**AIM OF THE TASK**. Every line below containing the word "Netz" should be found and copied.

**DATA PROVIDED**.
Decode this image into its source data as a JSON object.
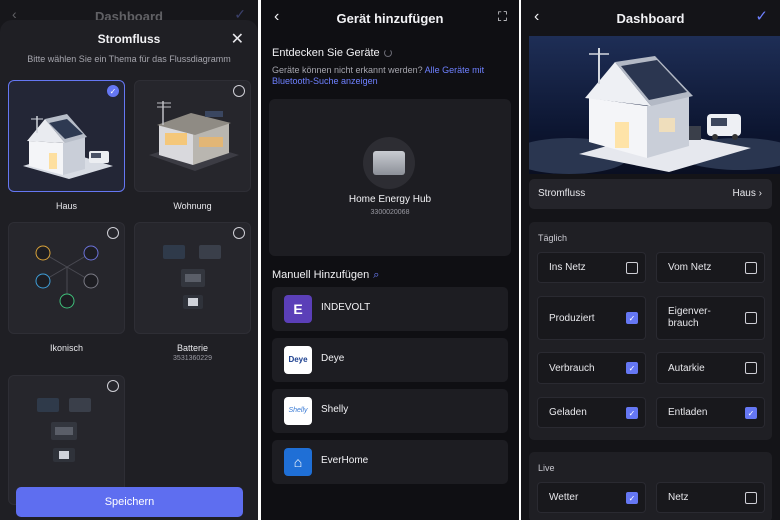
{
  "panel1": {
    "bg_title": "Dashboard",
    "sheet_title": "Stromfluss",
    "sheet_subtitle": "Bitte wählen Sie ein Thema für das Flussdiagramm",
    "tiles": [
      {
        "label": "Haus",
        "selected": true
      },
      {
        "label": "Wohnung",
        "selected": false
      },
      {
        "label": "Ikonisch",
        "selected": false
      },
      {
        "label": "Batterie",
        "sub": "3531360229",
        "selected": false
      },
      {
        "label": "",
        "selected": false
      }
    ],
    "save_label": "Speichern"
  },
  "panel2": {
    "title": "Gerät hinzufügen",
    "discover_title": "Entdecken Sie Geräte",
    "discover_note": "Geräte können nicht erkannt werden?",
    "discover_link": "Alle Geräte mit Bluetooth-Suche anzeigen",
    "hub_name": "Home Energy Hub",
    "hub_serial": "3300020068",
    "manual_title": "Manuell Hinzufügen",
    "brands": [
      {
        "name": "INDEVOLT",
        "logo": "E",
        "color": "#5b3fb8"
      },
      {
        "name": "Deye",
        "logo": "Deye",
        "color": "#ffffff"
      },
      {
        "name": "Shelly",
        "logo": "Shelly",
        "color": "#ffffff"
      },
      {
        "name": "EverHome",
        "logo": "⌂",
        "color": "#1f6fd6"
      }
    ]
  },
  "panel3": {
    "title": "Dashboard",
    "stromfluss_label": "Stromfluss",
    "stromfluss_value": "Haus",
    "daily_title": "Täglich",
    "daily": [
      {
        "label": "Ins Netz",
        "checked": false
      },
      {
        "label": "Vom Netz",
        "checked": false
      },
      {
        "label": "Produziert",
        "checked": true
      },
      {
        "label": "Eigenver-\nbrauch",
        "checked": false
      },
      {
        "label": "Verbrauch",
        "checked": true
      },
      {
        "label": "Autarkie",
        "checked": false
      },
      {
        "label": "Geladen",
        "checked": true
      },
      {
        "label": "Entladen",
        "checked": true
      }
    ],
    "live_title": "Live",
    "live": [
      {
        "label": "Wetter",
        "checked": true
      },
      {
        "label": "Netz",
        "checked": false
      }
    ]
  }
}
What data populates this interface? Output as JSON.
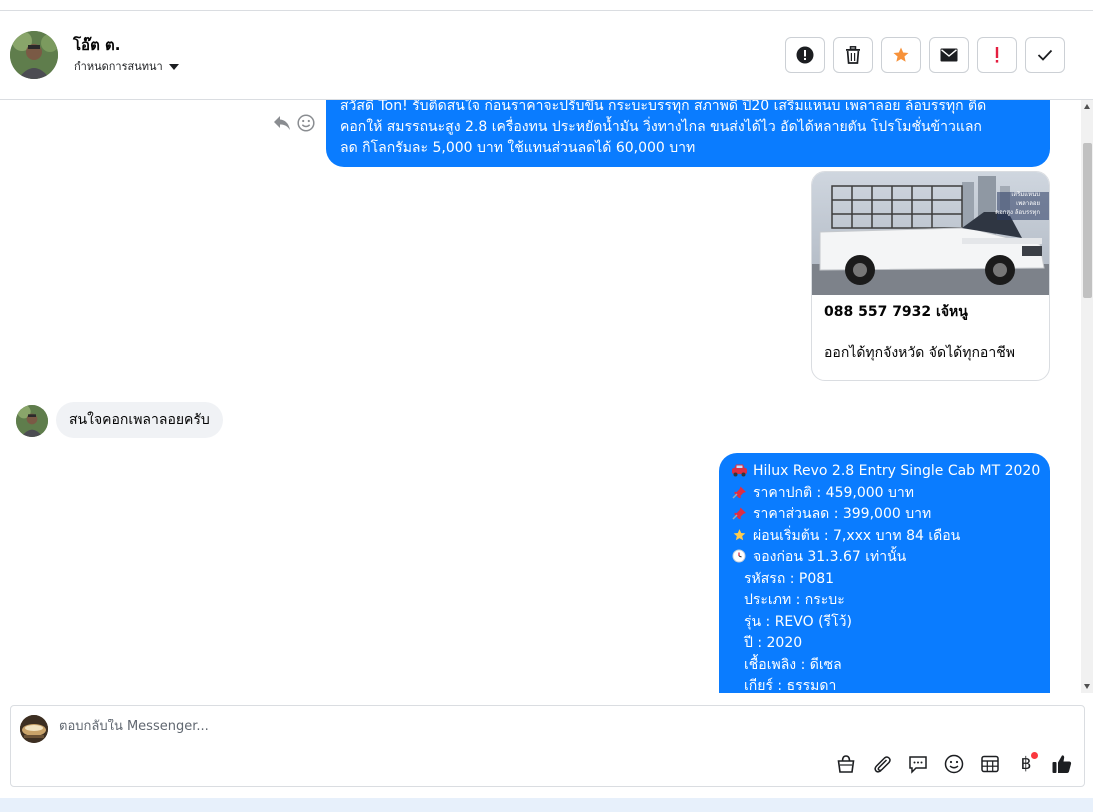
{
  "header": {
    "contact_name": "โอ๊ต ต.",
    "assign_label": "กำหนดการสนทนา"
  },
  "actions": [
    {
      "name": "mark-spam-button",
      "icon": "alert-circle-icon"
    },
    {
      "name": "delete-button",
      "icon": "trash-icon"
    },
    {
      "name": "star-button",
      "icon": "star-icon"
    },
    {
      "name": "mark-unread-button",
      "icon": "envelope-icon"
    },
    {
      "name": "follow-up-button",
      "icon": "exclamation-icon"
    },
    {
      "name": "mark-done-button",
      "icon": "check-icon"
    }
  ],
  "messages": {
    "msg1_lines": [
      "สวัสดี Ton! รับติดสนใจ ก่อนราคาจะปรับขึ้น กระบะบรรทุก สภาพดี ปี20 เสริมแหนบ เพลาลอย ล้อบรรทุก ติด",
      "คอกให้ สมรรถนะสูง 2.8 เครื่องทน ประหยัดน้ำมัน วิ่งทางไกล ขนส่งได้ไว อัดได้หลายตัน โปรโมชั่นข้าวแลก",
      "ลด กิโลกรัมละ 5,000 บาท ใช้แทนส่วนลดได้ 60,000 บาท"
    ],
    "card": {
      "image_caption_lines": [
        "เสริมแหนบ",
        "เพลาลอย",
        "คอกสูง ล้อบรรทุก"
      ],
      "title": "088 557 7932 เจ้หนู",
      "subtitle": "ออกได้ทุกจังหวัด จัดได้ทุกอาชีพ"
    },
    "incoming": "สนใจคอกเพลาลอยครับ",
    "msg2": {
      "line1": "Hilux Revo 2.8 Entry Single Cab MT 2020",
      "line2": "ราคาปกติ : 459,000 บาท",
      "line3": "ราคาส่วนลด : 399,000 บาท",
      "line4": "ผ่อนเริ่มต้น : 7,xxx บาท 84 เดือน",
      "line5": "จองก่อน 31.3.67 เท่านั้น",
      "line6": "รหัสรถ : P081",
      "line7": "ประเภท : กระบะ",
      "line8": "รุ่น : REVO (รีโว้)",
      "line9": "ปี : 2020",
      "line10": "เชื้อเพลิง : ดีเซล",
      "line11": "เกียร์ : ธรรมดา"
    }
  },
  "composer": {
    "placeholder": "ตอบกลับใน Messenger...",
    "baht_symbol": "฿"
  },
  "colors": {
    "outgoing_bubble": "#0a7cff",
    "incoming_bubble": "#f0f2f5",
    "star": "#f7923a",
    "follow_up": "#e41e3f"
  }
}
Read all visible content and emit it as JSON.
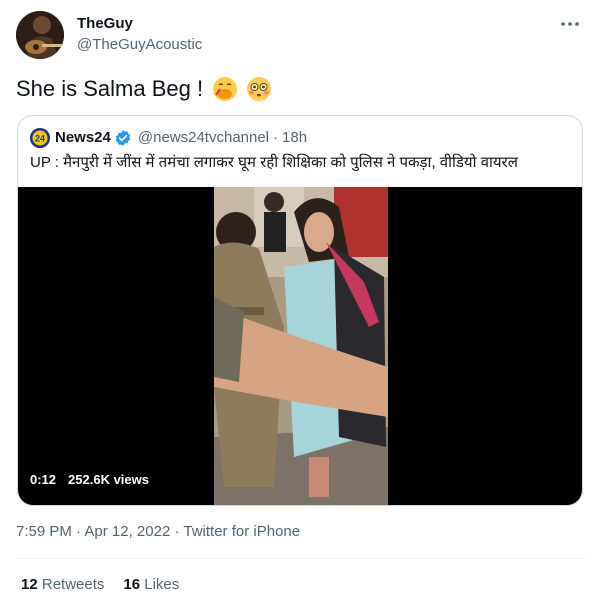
{
  "author": {
    "display_name": "TheGuy",
    "handle": "@TheGuyAcoustic"
  },
  "tweet": {
    "text": "She is Salma Beg !",
    "emojis": [
      "face-with-hand-over-mouth",
      "flushed-face"
    ]
  },
  "quoted": {
    "name": "News24",
    "verified": true,
    "handle": "@news24tvchannel",
    "separator": "·",
    "time_ago": "18h",
    "text": "UP : मैनपुरी में जींस में तमंचा लगाकर घूम रही शिक्षिका को पुलिस ने पकड़ा, वीडियो वायरल",
    "video": {
      "duration": "0:12",
      "views": "252.6K views"
    }
  },
  "meta": {
    "time": "7:59 PM",
    "date": "Apr 12, 2022",
    "source": "Twitter for iPhone",
    "sep": "·"
  },
  "stats": {
    "retweets_count": "12",
    "retweets_label": "Retweets",
    "likes_count": "16",
    "likes_label": "Likes"
  },
  "colors": {
    "text": "#0f1419",
    "secondary": "#536471",
    "border": "#cfd9de",
    "verified": "#1d9bf0"
  },
  "icons": {
    "more": "more-horizontal-icon",
    "verified": "verified-badge-icon"
  }
}
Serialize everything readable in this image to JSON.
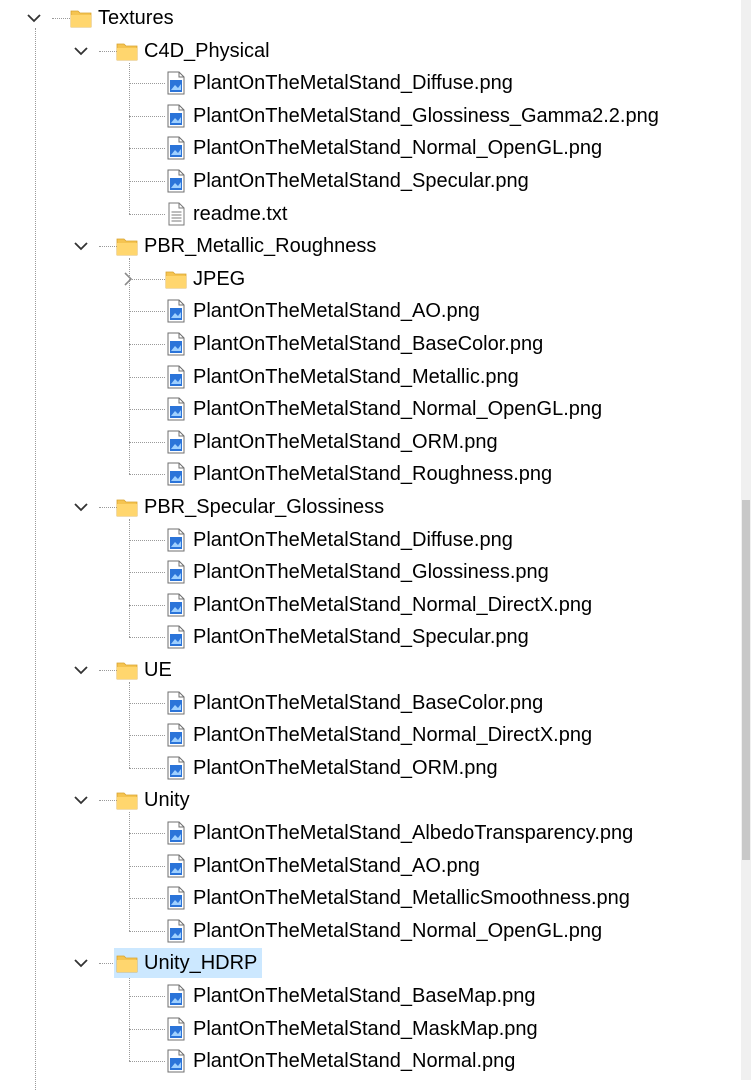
{
  "tree": [
    {
      "label": "Textures",
      "type": "folder",
      "depth": 0,
      "expanded": true,
      "selected": false
    },
    {
      "label": "C4D_Physical",
      "type": "folder",
      "depth": 1,
      "expanded": true,
      "selected": false
    },
    {
      "label": "PlantOnTheMetalStand_Diffuse.png",
      "type": "png",
      "depth": 2
    },
    {
      "label": "PlantOnTheMetalStand_Glossiness_Gamma2.2.png",
      "type": "png",
      "depth": 2
    },
    {
      "label": "PlantOnTheMetalStand_Normal_OpenGL.png",
      "type": "png",
      "depth": 2
    },
    {
      "label": "PlantOnTheMetalStand_Specular.png",
      "type": "png",
      "depth": 2
    },
    {
      "label": "readme.txt",
      "type": "txt",
      "depth": 2
    },
    {
      "label": "PBR_Metallic_Roughness",
      "type": "folder",
      "depth": 1,
      "expanded": true,
      "selected": false
    },
    {
      "label": "JPEG",
      "type": "folder",
      "depth": 2,
      "expanded": false,
      "selected": false
    },
    {
      "label": "PlantOnTheMetalStand_AO.png",
      "type": "png",
      "depth": 2
    },
    {
      "label": "PlantOnTheMetalStand_BaseColor.png",
      "type": "png",
      "depth": 2
    },
    {
      "label": "PlantOnTheMetalStand_Metallic.png",
      "type": "png",
      "depth": 2
    },
    {
      "label": "PlantOnTheMetalStand_Normal_OpenGL.png",
      "type": "png",
      "depth": 2
    },
    {
      "label": "PlantOnTheMetalStand_ORM.png",
      "type": "png",
      "depth": 2
    },
    {
      "label": "PlantOnTheMetalStand_Roughness.png",
      "type": "png",
      "depth": 2
    },
    {
      "label": "PBR_Specular_Glossiness",
      "type": "folder",
      "depth": 1,
      "expanded": true,
      "selected": false
    },
    {
      "label": "PlantOnTheMetalStand_Diffuse.png",
      "type": "png",
      "depth": 2
    },
    {
      "label": "PlantOnTheMetalStand_Glossiness.png",
      "type": "png",
      "depth": 2
    },
    {
      "label": "PlantOnTheMetalStand_Normal_DirectX.png",
      "type": "png",
      "depth": 2
    },
    {
      "label": "PlantOnTheMetalStand_Specular.png",
      "type": "png",
      "depth": 2
    },
    {
      "label": "UE",
      "type": "folder",
      "depth": 1,
      "expanded": true,
      "selected": false
    },
    {
      "label": "PlantOnTheMetalStand_BaseColor.png",
      "type": "png",
      "depth": 2
    },
    {
      "label": "PlantOnTheMetalStand_Normal_DirectX.png",
      "type": "png",
      "depth": 2
    },
    {
      "label": "PlantOnTheMetalStand_ORM.png",
      "type": "png",
      "depth": 2
    },
    {
      "label": "Unity",
      "type": "folder",
      "depth": 1,
      "expanded": true,
      "selected": false
    },
    {
      "label": "PlantOnTheMetalStand_AlbedoTransparency.png",
      "type": "png",
      "depth": 2
    },
    {
      "label": "PlantOnTheMetalStand_AO.png",
      "type": "png",
      "depth": 2
    },
    {
      "label": "PlantOnTheMetalStand_MetallicSmoothness.png",
      "type": "png",
      "depth": 2
    },
    {
      "label": "PlantOnTheMetalStand_Normal_OpenGL.png",
      "type": "png",
      "depth": 2
    },
    {
      "label": "Unity_HDRP",
      "type": "folder",
      "depth": 1,
      "expanded": true,
      "selected": true
    },
    {
      "label": "PlantOnTheMetalStand_BaseMap.png",
      "type": "png",
      "depth": 2
    },
    {
      "label": "PlantOnTheMetalStand_MaskMap.png",
      "type": "png",
      "depth": 2
    },
    {
      "label": "PlantOnTheMetalStand_Normal.png",
      "type": "png",
      "depth": 2
    }
  ],
  "colors": {
    "selection": "#cce8ff",
    "folder": "#f5c451",
    "image_icon_blue": "#2b74d9",
    "tree_lines": "#9a9a9a"
  },
  "icons": {
    "folder": "folder-icon",
    "png": "image-file-icon",
    "txt": "text-file-icon",
    "expanded": "chevron-down-icon",
    "collapsed": "chevron-right-icon"
  }
}
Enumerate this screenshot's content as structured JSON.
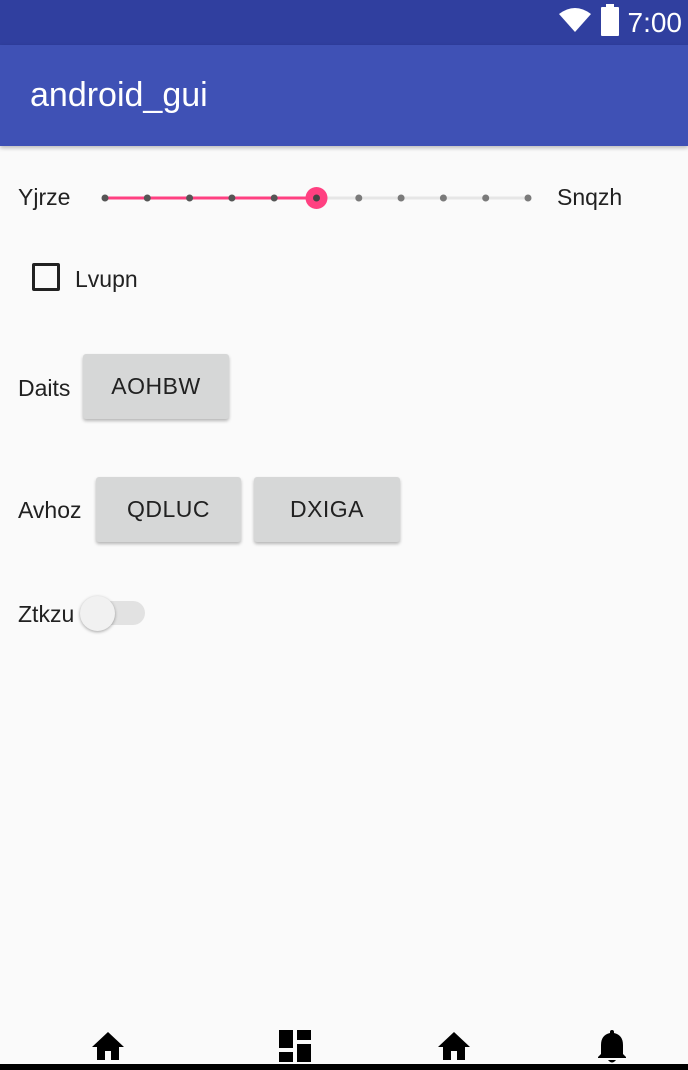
{
  "status_bar": {
    "time": "7:00",
    "icons": [
      "wifi-icon",
      "battery-icon"
    ],
    "background": "#303f9f"
  },
  "app_bar": {
    "title": "android_gui",
    "background": "#3f51b5"
  },
  "seekbar": {
    "left_label": "Yjrze",
    "right_label": "Snqzh",
    "steps": 10,
    "value": 5,
    "accent": "#ff4081"
  },
  "checkbox": {
    "label": "Lvupn",
    "checked": false
  },
  "row_daits": {
    "label": "Daits",
    "buttons": [
      "AOHBW"
    ]
  },
  "row_avhoz": {
    "label": "Avhoz",
    "buttons": [
      "QDLUC",
      "DXIGA"
    ]
  },
  "switch": {
    "label": "Ztkzu",
    "checked": false
  },
  "bottom_nav": {
    "items": [
      "home-icon",
      "dashboard-icon",
      "home-icon",
      "notifications-icon"
    ]
  }
}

**SOLUTION BELOW**.
        "label": "Ins Netz",
        "label": "Vom Netz",
        "label": "Netz",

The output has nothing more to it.